Provided records START

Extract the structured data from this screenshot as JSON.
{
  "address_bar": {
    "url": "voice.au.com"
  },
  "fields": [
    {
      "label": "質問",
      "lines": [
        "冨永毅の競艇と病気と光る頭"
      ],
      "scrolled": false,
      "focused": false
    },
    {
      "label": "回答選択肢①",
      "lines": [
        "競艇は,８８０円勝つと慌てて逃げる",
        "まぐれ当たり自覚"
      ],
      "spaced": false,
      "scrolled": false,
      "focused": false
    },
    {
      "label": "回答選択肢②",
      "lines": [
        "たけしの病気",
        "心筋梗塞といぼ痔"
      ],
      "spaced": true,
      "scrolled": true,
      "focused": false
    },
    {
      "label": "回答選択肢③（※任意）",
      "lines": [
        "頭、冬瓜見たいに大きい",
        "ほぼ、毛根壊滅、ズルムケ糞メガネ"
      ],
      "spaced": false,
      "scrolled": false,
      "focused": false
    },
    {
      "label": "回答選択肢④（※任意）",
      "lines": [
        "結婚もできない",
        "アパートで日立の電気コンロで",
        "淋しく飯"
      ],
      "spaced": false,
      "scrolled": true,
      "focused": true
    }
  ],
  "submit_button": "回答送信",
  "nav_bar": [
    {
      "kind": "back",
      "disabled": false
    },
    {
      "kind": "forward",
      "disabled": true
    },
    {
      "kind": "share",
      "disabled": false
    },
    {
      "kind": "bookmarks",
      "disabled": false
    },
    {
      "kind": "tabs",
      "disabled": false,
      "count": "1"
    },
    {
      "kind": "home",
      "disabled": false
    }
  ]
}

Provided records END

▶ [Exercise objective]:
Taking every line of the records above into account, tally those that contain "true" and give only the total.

▶ [Expected output]:
5